The amount of energy that goes into crafting a genuine message, or sending a gift of appreciation, is insignificant in the grand scheme of things. The sheer amount you incur in fees from clients, and what you earn over the lifetime value of having happy clients, transcends your efforts.  

Never Stop Training

Every chance you get to chat with a client, an opportunity is presented to highlight your expertise. When your clients understand what goes on behind the scenes, it contextualizes the scope of work that is required to do what you do. Training clients works to your advantage because your clients will have more clarity on financial discussions and decisions. You’ll be surprised that they’ll actually value your services more and want less to do with it.

If you empower your clients to grasp the work you do, you’ll be able to have more meaningful conversations with them about their business. The more they comprehend, the more they’ll be able to trust your judgment. The key here is being transparent. Get your clients to understand financial terms, compliance laws and nuanced processes. Whether you use the time during one-on-one meetings or inform them through newsletters, teach your clients something new and relevant so that they feel more connected, confident and appreciative of the work it takes to move their business forward.  

Prioritize Customer Service
At the end of the day, you’re running a business and the single most important factor is ensuring client satisfaction. Your clients are the lifeblood of your accounting practice. How appreciative are you of their business? It does wonders to go the extra mile and really show that gratitude. If your clients have questions, be available and responsive. Genuinely show that you have the best interest of their business in mind.

World-class customer service goes beyond just your interactions with clients. Your entire team needs to have a sense of what goes into treating clients with not just the utmost respect, but also care and appreciation.

What’s Love Got to Do With It?

Like every other relationship, the one you cultivate with your clients requires work. When you build a positive rapport with clients, opportunities can open up in ways you didn’t know existed.

Your reputation can be tarnished from one quick slip. But, if your relationship is built on trust, your clients will likely treat that misstep like an isolated incident and not attach that experience to your name or firm. Building trust is not only critical for your growth strategy, but it’s also necessary for retention. Your clients can become your biggest growth enablers. Clients who are generally happy and fond of the relationship you’ve built together are more apt to tell their friends and family about you.

It’s been said that when mistrust comes in, love goes out.

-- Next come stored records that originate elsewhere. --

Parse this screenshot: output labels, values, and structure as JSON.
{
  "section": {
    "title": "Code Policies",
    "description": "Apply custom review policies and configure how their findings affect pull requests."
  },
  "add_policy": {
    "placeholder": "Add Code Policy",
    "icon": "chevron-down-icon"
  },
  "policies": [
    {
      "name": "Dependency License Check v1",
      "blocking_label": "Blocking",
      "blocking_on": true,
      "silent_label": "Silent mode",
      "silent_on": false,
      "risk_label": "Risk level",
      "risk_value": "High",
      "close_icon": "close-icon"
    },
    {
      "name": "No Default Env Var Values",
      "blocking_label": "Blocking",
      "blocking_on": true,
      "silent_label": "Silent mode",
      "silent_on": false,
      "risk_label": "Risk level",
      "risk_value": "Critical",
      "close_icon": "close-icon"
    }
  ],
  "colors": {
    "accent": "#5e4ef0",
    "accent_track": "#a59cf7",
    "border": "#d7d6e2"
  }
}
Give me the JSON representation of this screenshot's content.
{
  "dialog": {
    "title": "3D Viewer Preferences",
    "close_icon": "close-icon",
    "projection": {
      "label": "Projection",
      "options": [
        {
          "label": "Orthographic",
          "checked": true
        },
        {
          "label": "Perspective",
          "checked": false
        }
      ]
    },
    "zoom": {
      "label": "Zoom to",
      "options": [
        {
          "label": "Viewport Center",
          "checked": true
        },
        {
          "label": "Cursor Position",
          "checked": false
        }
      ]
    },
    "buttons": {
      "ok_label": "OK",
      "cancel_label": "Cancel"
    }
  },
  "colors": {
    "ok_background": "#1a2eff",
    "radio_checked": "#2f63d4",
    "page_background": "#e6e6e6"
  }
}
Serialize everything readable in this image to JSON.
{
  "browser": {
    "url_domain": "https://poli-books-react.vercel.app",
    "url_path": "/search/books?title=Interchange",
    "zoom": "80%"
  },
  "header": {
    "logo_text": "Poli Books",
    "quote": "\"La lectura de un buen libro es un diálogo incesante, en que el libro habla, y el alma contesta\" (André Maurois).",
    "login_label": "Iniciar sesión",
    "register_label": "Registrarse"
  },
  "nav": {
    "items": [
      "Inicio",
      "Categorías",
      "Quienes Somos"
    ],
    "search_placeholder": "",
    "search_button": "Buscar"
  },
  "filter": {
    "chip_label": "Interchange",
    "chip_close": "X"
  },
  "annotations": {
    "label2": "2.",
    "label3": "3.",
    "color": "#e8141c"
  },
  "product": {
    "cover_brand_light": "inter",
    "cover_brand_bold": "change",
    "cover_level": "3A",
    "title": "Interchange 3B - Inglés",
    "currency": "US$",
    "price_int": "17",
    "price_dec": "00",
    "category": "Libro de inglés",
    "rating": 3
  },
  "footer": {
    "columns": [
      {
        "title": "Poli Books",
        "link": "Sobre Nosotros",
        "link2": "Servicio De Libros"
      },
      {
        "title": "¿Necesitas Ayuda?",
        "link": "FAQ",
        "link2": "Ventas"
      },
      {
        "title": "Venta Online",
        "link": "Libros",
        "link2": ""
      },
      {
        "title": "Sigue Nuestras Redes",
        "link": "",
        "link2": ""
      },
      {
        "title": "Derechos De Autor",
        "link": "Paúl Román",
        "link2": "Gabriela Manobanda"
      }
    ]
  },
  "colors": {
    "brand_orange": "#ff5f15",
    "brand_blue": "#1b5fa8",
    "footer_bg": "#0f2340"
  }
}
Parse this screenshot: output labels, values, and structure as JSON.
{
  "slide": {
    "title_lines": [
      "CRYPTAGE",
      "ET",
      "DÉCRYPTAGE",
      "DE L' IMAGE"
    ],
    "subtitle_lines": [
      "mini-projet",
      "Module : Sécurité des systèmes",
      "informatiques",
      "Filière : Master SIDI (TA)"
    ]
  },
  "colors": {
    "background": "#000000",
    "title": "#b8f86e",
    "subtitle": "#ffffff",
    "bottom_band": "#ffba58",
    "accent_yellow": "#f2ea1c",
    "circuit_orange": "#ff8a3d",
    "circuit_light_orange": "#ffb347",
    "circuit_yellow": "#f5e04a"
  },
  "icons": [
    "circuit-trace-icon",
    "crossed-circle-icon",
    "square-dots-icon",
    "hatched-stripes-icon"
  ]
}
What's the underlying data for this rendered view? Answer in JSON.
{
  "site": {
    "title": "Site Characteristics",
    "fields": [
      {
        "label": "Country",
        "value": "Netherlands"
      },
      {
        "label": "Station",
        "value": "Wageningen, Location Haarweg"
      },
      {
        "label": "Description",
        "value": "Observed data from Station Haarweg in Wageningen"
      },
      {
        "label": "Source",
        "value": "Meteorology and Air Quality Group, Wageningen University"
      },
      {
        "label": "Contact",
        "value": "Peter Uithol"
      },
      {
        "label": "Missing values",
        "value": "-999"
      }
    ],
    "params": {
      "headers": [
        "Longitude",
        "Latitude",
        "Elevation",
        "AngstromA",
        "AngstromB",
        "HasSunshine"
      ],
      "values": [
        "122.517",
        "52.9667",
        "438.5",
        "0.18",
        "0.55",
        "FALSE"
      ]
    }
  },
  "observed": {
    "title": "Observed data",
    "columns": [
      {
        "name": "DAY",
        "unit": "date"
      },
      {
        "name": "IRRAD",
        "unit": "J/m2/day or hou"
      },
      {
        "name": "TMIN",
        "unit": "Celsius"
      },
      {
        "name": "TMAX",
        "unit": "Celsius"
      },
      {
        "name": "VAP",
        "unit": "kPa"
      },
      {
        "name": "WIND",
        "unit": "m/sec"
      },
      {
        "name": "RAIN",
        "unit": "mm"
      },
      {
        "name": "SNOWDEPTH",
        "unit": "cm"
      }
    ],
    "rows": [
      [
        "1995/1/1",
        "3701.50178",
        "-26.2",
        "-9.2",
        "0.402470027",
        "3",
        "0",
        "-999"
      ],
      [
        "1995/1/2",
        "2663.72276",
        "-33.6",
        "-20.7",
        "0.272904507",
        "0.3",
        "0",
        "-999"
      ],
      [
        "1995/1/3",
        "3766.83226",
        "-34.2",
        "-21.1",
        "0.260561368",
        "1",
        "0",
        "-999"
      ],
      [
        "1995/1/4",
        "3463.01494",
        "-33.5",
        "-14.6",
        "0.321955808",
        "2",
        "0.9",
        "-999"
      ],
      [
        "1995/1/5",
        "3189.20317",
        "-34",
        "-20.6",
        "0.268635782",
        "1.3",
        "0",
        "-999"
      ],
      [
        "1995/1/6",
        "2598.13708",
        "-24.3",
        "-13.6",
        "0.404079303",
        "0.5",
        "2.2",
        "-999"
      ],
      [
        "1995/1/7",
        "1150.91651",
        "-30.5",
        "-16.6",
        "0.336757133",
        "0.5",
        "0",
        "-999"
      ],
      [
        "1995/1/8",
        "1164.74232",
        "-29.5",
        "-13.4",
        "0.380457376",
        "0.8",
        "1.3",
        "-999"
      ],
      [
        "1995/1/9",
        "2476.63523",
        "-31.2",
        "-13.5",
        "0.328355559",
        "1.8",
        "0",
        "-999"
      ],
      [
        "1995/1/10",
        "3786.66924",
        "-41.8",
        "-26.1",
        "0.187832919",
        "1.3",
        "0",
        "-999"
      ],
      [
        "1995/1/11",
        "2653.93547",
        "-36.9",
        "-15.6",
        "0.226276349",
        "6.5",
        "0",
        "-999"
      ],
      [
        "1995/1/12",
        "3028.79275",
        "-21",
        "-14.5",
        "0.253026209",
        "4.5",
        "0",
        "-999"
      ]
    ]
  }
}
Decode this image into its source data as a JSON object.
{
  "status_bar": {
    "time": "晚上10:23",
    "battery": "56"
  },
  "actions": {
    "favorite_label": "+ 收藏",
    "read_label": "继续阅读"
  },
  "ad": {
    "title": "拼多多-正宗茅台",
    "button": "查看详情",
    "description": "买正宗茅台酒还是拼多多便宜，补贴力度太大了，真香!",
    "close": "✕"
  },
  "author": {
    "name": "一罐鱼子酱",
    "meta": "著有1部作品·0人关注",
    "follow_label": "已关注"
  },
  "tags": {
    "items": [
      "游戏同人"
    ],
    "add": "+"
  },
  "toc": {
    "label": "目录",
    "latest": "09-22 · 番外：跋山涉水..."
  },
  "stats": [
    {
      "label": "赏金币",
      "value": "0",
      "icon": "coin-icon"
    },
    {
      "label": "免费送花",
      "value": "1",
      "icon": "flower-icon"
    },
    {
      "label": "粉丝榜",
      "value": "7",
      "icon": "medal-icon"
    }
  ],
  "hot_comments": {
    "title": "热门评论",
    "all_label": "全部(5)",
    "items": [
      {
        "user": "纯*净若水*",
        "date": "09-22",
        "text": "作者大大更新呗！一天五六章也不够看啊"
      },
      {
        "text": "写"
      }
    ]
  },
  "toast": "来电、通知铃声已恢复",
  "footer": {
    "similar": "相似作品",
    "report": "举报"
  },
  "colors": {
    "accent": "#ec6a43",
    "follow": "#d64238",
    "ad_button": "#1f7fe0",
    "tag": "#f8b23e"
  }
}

Playing the trusted advisory role requires follow through. Perception is important, but being able to deliver on everything you say can either define or dissolve the trust you’ve worked so hard to build.